A long-simmering movement to scale back the use of standardized tests in K-12 education is beginning to see results, with policy makers and politicians in several states limiting””or trying to limit””the time used for assessments, or delaying the consequences tied to them.
In recent months, officials in Missouri have cut back on allocated testing time while New York capped it. Connecticut agreed to let districts delay, for a year, linking teacher evaluations to state test scores. Tennessee officials rescinded a plan to deny teacher licenses based, in part, on their students’ growth on state tests.
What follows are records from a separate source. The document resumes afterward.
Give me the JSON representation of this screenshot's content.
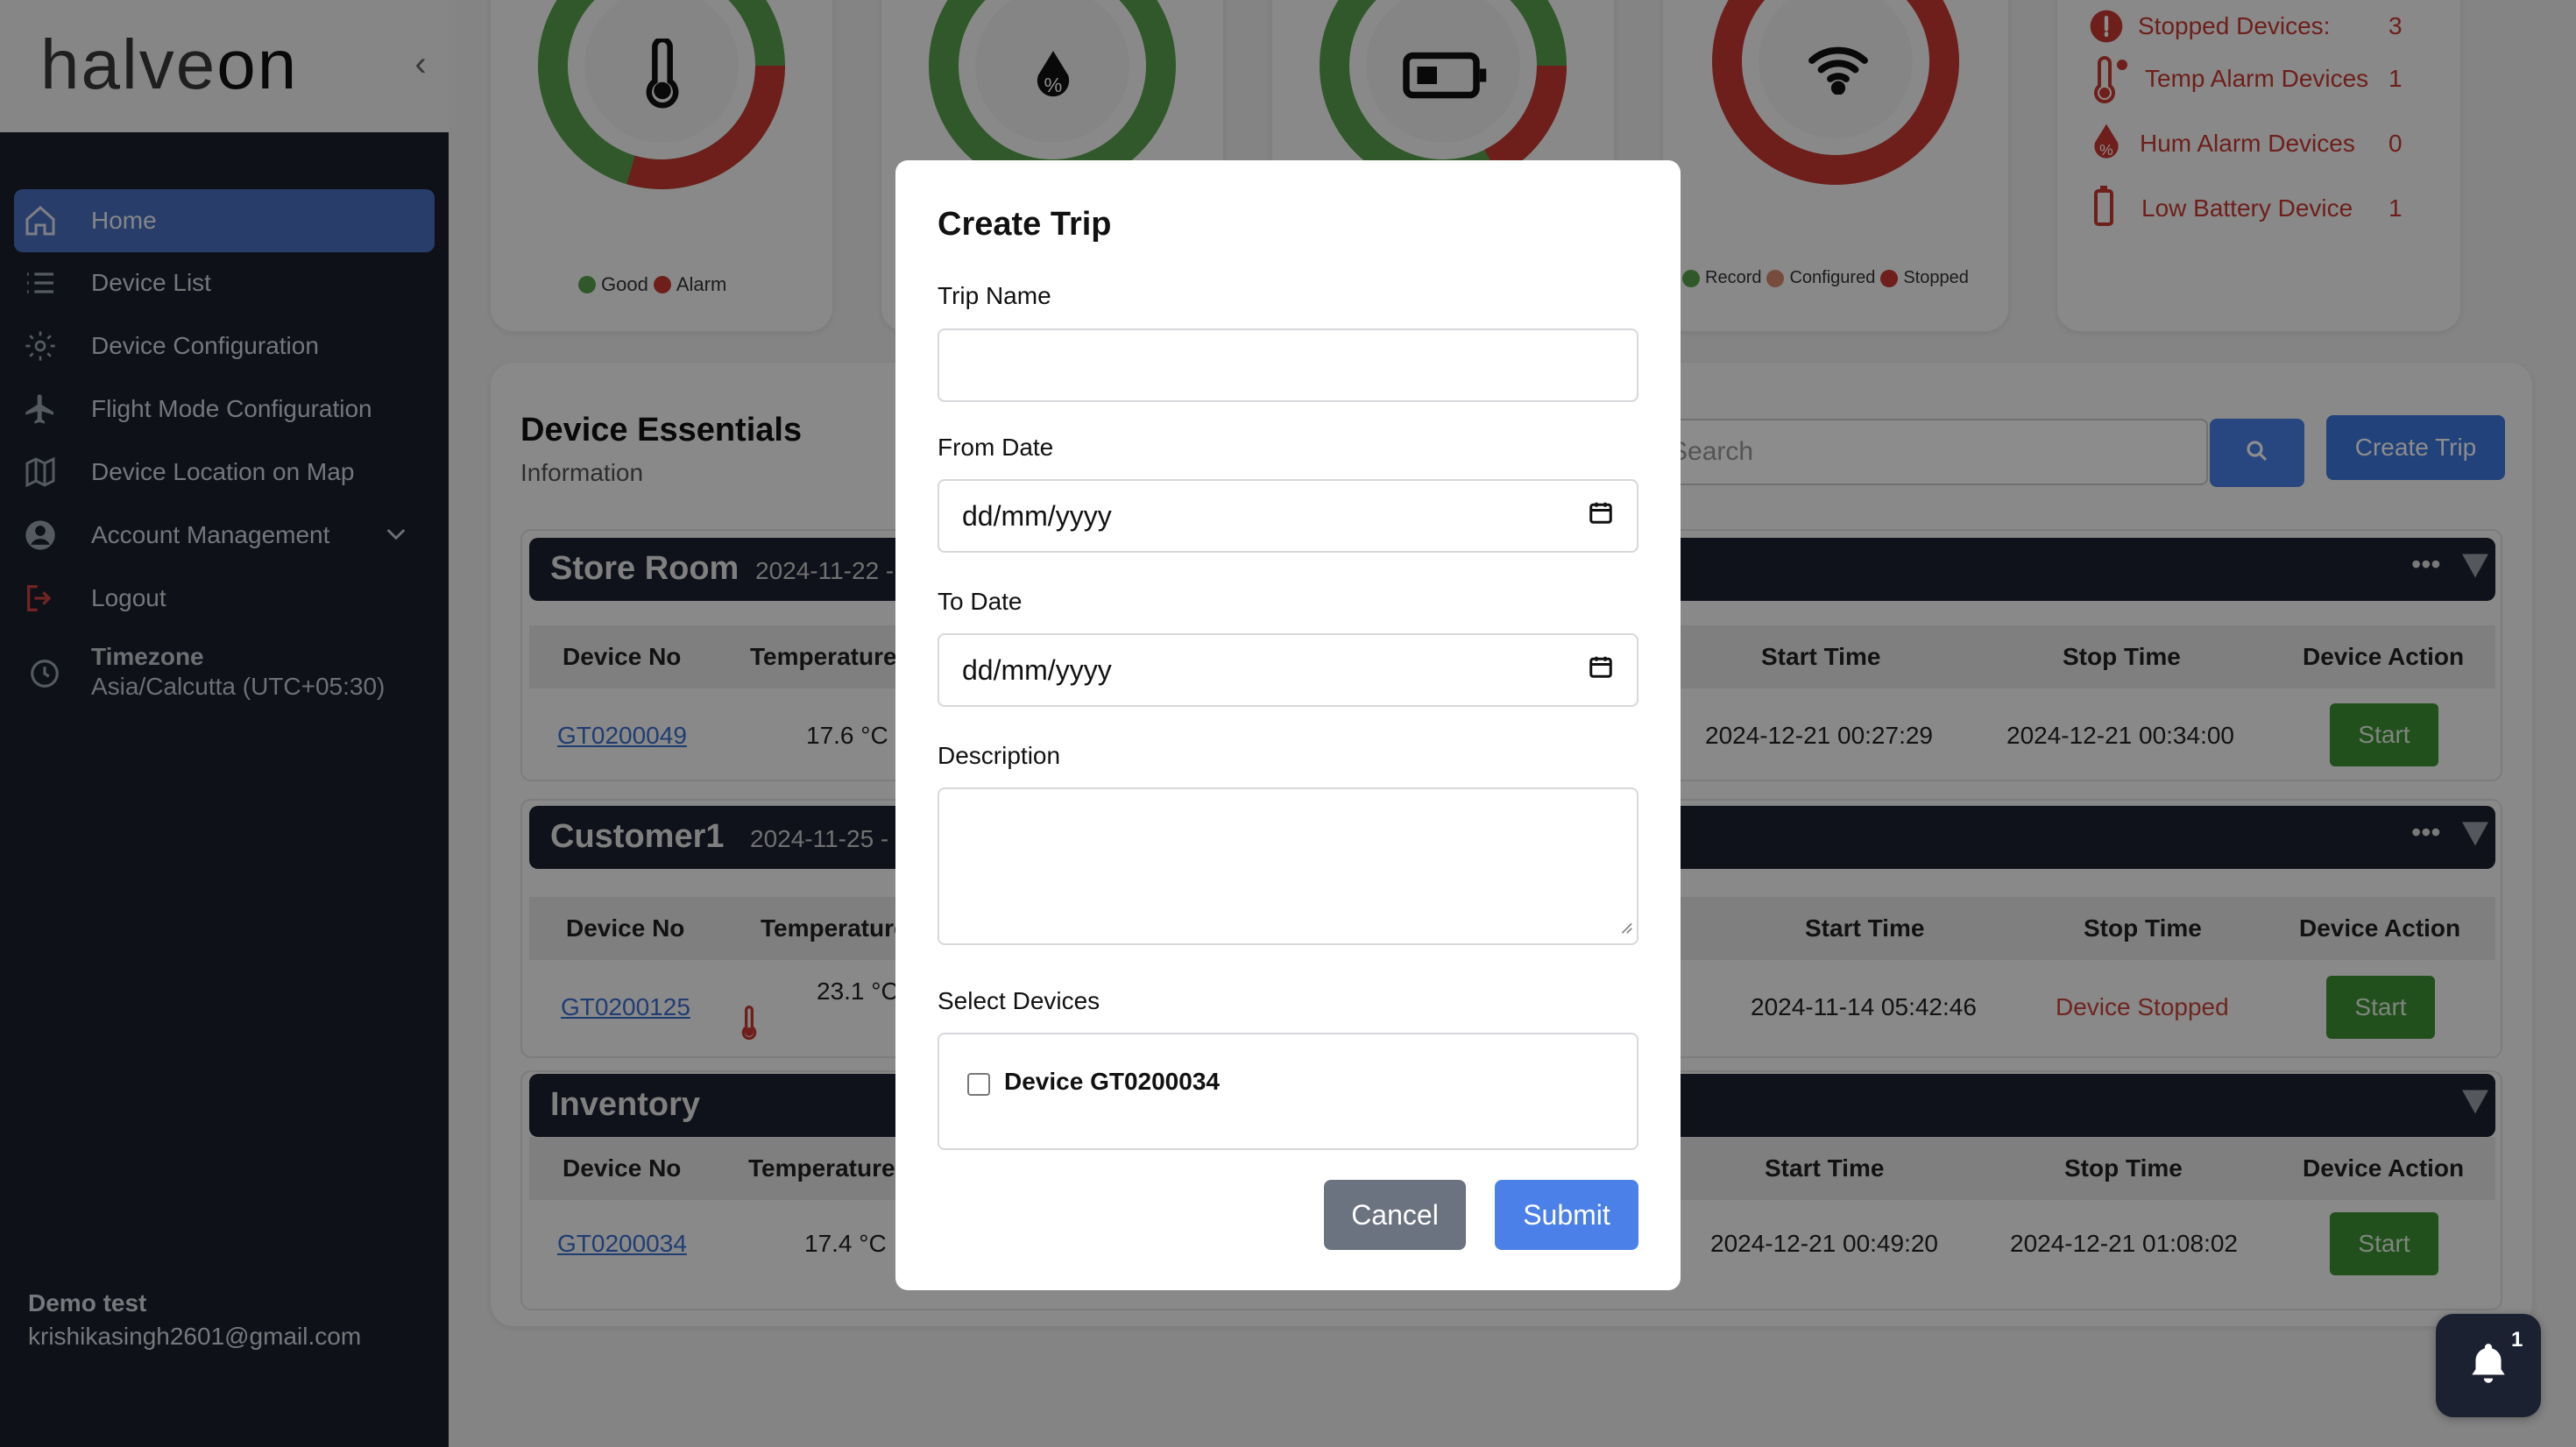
{
  "brand": {
    "name_part1": "halve",
    "name_part2": "on"
  },
  "sidebar": {
    "items": [
      {
        "label": "Home",
        "icon": "home-icon"
      },
      {
        "label": "Device List",
        "icon": "list-icon"
      },
      {
        "label": "Device Configuration",
        "icon": "gear-icon"
      },
      {
        "label": "Flight Mode Configuration",
        "icon": "plane-icon"
      },
      {
        "label": "Device Location on Map",
        "icon": "map-icon"
      },
      {
        "label": "Account Management",
        "icon": "user-icon"
      },
      {
        "label": "Logout",
        "icon": "logout-icon"
      }
    ],
    "timezone_label": "Timezone",
    "timezone_value": "Asia/Calcutta (UTC+05:30)",
    "user_name": "Demo test",
    "user_email": "krishikasingh2601@gmail.com"
  },
  "status_cards": {
    "temperature_legend": [
      "Good",
      "Alarm"
    ],
    "connectivity_legend": [
      "Record",
      "Configured",
      "Stopped"
    ],
    "summary": [
      {
        "label": "Stopped Devices:",
        "value": "3"
      },
      {
        "label": "Temp Alarm Devices",
        "value": "1"
      },
      {
        "label": "Hum Alarm Devices",
        "value": "0"
      },
      {
        "label": "Low Battery Device",
        "value": "1"
      }
    ]
  },
  "essentials": {
    "title": "Device Essentials",
    "subtitle": "Information",
    "search_placeholder": "Search",
    "create_trip_label": "Create Trip",
    "columns": {
      "device_no": "Device No",
      "temperature": "Temperature",
      "start_time": "Start Time",
      "stop_time": "Stop Time",
      "device_action": "Device Action"
    },
    "groups": [
      {
        "name": "Store Room",
        "date": "2024-11-22 -",
        "device": "GT0200049",
        "temperature": "17.6 °C",
        "start": "2024-12-21 00:27:29",
        "stop": "2024-12-21 00:34:00",
        "action": "Start"
      },
      {
        "name": "Customer1",
        "date": "2024-11-25 -",
        "device": "GT0200125",
        "temperature": "23.1 °C",
        "start": "2024-11-14 05:42:46",
        "stop": "Device Stopped",
        "action": "Start"
      },
      {
        "name": "Inventory",
        "date": "",
        "device": "GT0200034",
        "temperature": "17.4 °C",
        "start": "2024-12-21 00:49:20",
        "stop": "2024-12-21 01:08:02",
        "action": "Start"
      }
    ]
  },
  "modal": {
    "title": "Create Trip",
    "trip_name_label": "Trip Name",
    "trip_name_value": "",
    "from_date_label": "From Date",
    "from_date_value": "dd/mm/yyyy",
    "to_date_label": "To Date",
    "to_date_value": "dd/mm/yyyy",
    "description_label": "Description",
    "select_devices_label": "Select Devices",
    "device_option": "Device GT0200034",
    "cancel_label": "Cancel",
    "submit_label": "Submit"
  },
  "notifications": {
    "count": "1"
  },
  "colors": {
    "good": "#5aa04e",
    "alarm": "#c83a32",
    "configured": "#d88a6e",
    "primary": "#4a80e8",
    "sidebar": "#1b1f2d"
  }
}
Meanwhile, 179 bills related to K-12 testing””a number of them seeking to curb it””have been introduced in statehouses nationwide this legislative session, according to the National Conference of State Legislatures, which hadn’t tracked such bills so comprehensively until this year.